Only you can assert that “This is just the way I am” meaning you have only one style that you prominently use. Depending on the strength of your persona it may be difficult not to stereotype yourself.

However, awareness is always the first step to change.

If the incentive to be a better leader is deep in you, you can change and others will see it. Subsequently stereotyping you is more difficult. You can always speak about your strengths and development areas which signals others to see you as dynamic, not staid in who you are.

Phone consultations with certified coaches are available. Webinars, You Tube videos, seminars, blogs and other resources are posted on regularly.

Yes. However, employees’ data is confidential to them. Individuals may not want to share their personas and shadows and should not be required to. Your session with your team will be more successful if you focus on sharing strengths and development areas. Using a certified consultant in the exec.TRAITS Survey concepts will also help you deepen your understanding of working together as unique individuals in a team.

Yes, Certification training and workshops for coaches, human resource individuals and individuals who are trained in depth psychology are scheduled regularly. Contact Lana directly to inquire about becoming a coach.

No. A hiring manager should not require a candidate to take the exec.TRAITS Survey for a specific position. While the exec.TRAITS Survey is certified for reliability, it is not yet validated for specific positions and should not be required to filter candidates for  an actual position at this time. However, to assist hiring managers in finding the right person for their positions they can become skilled in the exec.TRAITS personality styles and tailor their interviews seeking leadership behaviors that might help them to know whether the candidate has the leadership qualities their positions require.

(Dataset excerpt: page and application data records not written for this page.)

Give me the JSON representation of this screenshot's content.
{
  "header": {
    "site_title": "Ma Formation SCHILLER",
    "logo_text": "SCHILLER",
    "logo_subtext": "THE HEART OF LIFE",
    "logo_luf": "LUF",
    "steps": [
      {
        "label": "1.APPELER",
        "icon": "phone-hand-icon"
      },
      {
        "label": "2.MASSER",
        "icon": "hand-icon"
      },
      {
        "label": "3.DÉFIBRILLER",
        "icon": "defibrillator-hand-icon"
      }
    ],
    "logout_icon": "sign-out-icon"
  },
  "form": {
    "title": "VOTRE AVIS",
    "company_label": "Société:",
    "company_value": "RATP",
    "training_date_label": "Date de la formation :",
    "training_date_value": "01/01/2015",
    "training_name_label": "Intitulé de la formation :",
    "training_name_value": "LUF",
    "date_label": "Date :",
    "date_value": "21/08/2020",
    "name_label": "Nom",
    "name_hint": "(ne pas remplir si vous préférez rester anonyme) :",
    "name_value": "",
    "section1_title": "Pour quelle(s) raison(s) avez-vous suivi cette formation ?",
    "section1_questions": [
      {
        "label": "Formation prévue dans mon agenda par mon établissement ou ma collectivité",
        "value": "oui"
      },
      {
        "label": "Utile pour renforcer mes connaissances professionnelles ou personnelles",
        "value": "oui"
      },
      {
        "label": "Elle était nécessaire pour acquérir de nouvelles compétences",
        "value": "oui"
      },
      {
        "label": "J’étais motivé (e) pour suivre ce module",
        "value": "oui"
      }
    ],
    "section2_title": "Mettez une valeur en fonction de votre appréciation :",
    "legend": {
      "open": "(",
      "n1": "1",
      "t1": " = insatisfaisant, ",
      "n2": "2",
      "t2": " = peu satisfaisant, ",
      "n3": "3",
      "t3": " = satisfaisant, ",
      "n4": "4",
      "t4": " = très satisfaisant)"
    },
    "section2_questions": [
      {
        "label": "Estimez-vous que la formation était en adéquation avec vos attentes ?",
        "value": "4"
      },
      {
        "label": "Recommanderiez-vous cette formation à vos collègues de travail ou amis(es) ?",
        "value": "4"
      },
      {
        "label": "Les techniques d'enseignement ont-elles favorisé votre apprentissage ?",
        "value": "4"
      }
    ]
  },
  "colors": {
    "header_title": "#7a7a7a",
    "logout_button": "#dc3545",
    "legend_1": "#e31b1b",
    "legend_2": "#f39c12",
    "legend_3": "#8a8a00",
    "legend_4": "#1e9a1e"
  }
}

Adults 16 years and older are likely to have formed their personas substantially to benefit from the assessment.  Those who are already in leadership positions or those who want to be leaders will benefit the most from learning about their personas, shadows, anima or animus and individuation.